== What to work on ==
Each line of the data must be written out again verbatim; no image belongs in the copy.

Component data from apps and pages:
--- START ---

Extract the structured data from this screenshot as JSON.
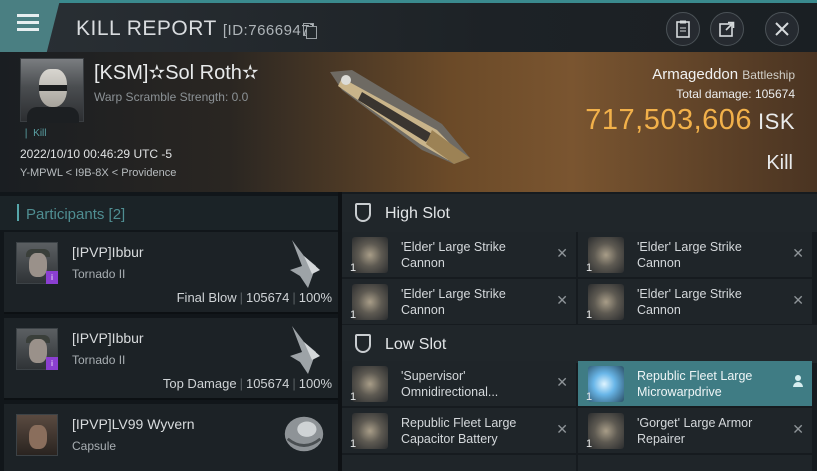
{
  "titlebar": {
    "title": "KILL REPORT",
    "report_id": "[ID:7666947]",
    "icons": [
      "menu-icon",
      "copy-icon",
      "clipboard-icon",
      "share-icon",
      "close-icon"
    ]
  },
  "victim": {
    "name": "[KSM]✫Sol Roth✫",
    "subtitle": "Warp Scramble Strength: 0.0",
    "corp_tag": "❘ Kill",
    "datetime": "2022/10/10 00:46:29 UTC -5",
    "location": "Y-MPWL < I9B-8X < Providence",
    "ship_name": "Armageddon",
    "ship_class": "Battleship",
    "total_damage_label": "Total damage:",
    "total_damage": "105674",
    "isk_value": "717,503,606",
    "isk_unit": "ISK",
    "result": "Kill"
  },
  "participants": {
    "header": "Participants [2]",
    "rows": [
      {
        "name": "[IPVP]Ibbur",
        "ship": "Tornado II",
        "role": "Final Blow",
        "damage": "105674",
        "percent": "100%"
      },
      {
        "name": "[IPVP]Ibbur",
        "ship": "Tornado II",
        "role": "Top Damage",
        "damage": "105674",
        "percent": "100%"
      },
      {
        "name": "[IPVP]LV99 Wyvern",
        "ship": "Capsule",
        "role": "",
        "damage": "",
        "percent": ""
      }
    ]
  },
  "slots": {
    "high": {
      "label": "High Slot",
      "modules": [
        {
          "qty": "1",
          "name": "'Elder' Large Strike Cannon"
        },
        {
          "qty": "1",
          "name": "'Elder' Large Strike Cannon"
        },
        {
          "qty": "1",
          "name": "'Elder' Large Strike Cannon"
        },
        {
          "qty": "1",
          "name": "'Elder' Large Strike Cannon"
        }
      ]
    },
    "low": {
      "label": "Low Slot",
      "modules": [
        {
          "qty": "1",
          "name": "'Supervisor' Omnidirectional..."
        },
        {
          "qty": "1",
          "name": "Republic Fleet Large Microwarpdrive"
        },
        {
          "qty": "1",
          "name": "Republic Fleet Large Capacitor Battery"
        },
        {
          "qty": "1",
          "name": "'Gorget' Large Armor Repairer"
        }
      ]
    }
  },
  "colors": {
    "accent": "#56a6aa",
    "isk": "#f2b14a",
    "highlight": "#3f7c84",
    "rookie_badge": "#8b3fd1"
  }
}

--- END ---

== Solved problem ==
Extract the structured data from this screenshot as JSON.
{
  "titlebar": {
    "title": "KILL REPORT",
    "report_id": "[ID:7666947]",
    "icons": [
      "menu-icon",
      "copy-icon",
      "clipboard-icon",
      "share-icon",
      "close-icon"
    ]
  },
  "victim": {
    "name": "[KSM]✫Sol Roth✫",
    "subtitle": "Warp Scramble Strength: 0.0",
    "corp_tag": "❘ Kill",
    "datetime": "2022/10/10 00:46:29 UTC -5",
    "location": "Y-MPWL < I9B-8X < Providence",
    "ship_name": "Armageddon",
    "ship_class": "Battleship",
    "total_damage_label": "Total damage:",
    "total_damage": "105674",
    "isk_value": "717,503,606",
    "isk_unit": "ISK",
    "result": "Kill"
  },
  "participants": {
    "header": "Participants [2]",
    "rows": [
      {
        "name": "[IPVP]Ibbur",
        "ship": "Tornado II",
        "role": "Final Blow",
        "damage": "105674",
        "percent": "100%"
      },
      {
        "name": "[IPVP]Ibbur",
        "ship": "Tornado II",
        "role": "Top Damage",
        "damage": "105674",
        "percent": "100%"
      },
      {
        "name": "[IPVP]LV99 Wyvern",
        "ship": "Capsule",
        "role": "",
        "damage": "",
        "percent": ""
      }
    ]
  },
  "slots": {
    "high": {
      "label": "High Slot",
      "modules": [
        {
          "qty": "1",
          "name": "'Elder' Large Strike Cannon"
        },
        {
          "qty": "1",
          "name": "'Elder' Large Strike Cannon"
        },
        {
          "qty": "1",
          "name": "'Elder' Large Strike Cannon"
        },
        {
          "qty": "1",
          "name": "'Elder' Large Strike Cannon"
        }
      ]
    },
    "low": {
      "label": "Low Slot",
      "modules": [
        {
          "qty": "1",
          "name": "'Supervisor' Omnidirectional..."
        },
        {
          "qty": "1",
          "name": "Republic Fleet Large Microwarpdrive"
        },
        {
          "qty": "1",
          "name": "Republic Fleet Large Capacitor Battery"
        },
        {
          "qty": "1",
          "name": "'Gorget' Large Armor Repairer"
        }
      ]
    }
  },
  "colors": {
    "accent": "#56a6aa",
    "isk": "#f2b14a",
    "highlight": "#3f7c84",
    "rookie_badge": "#8b3fd1"
  }
}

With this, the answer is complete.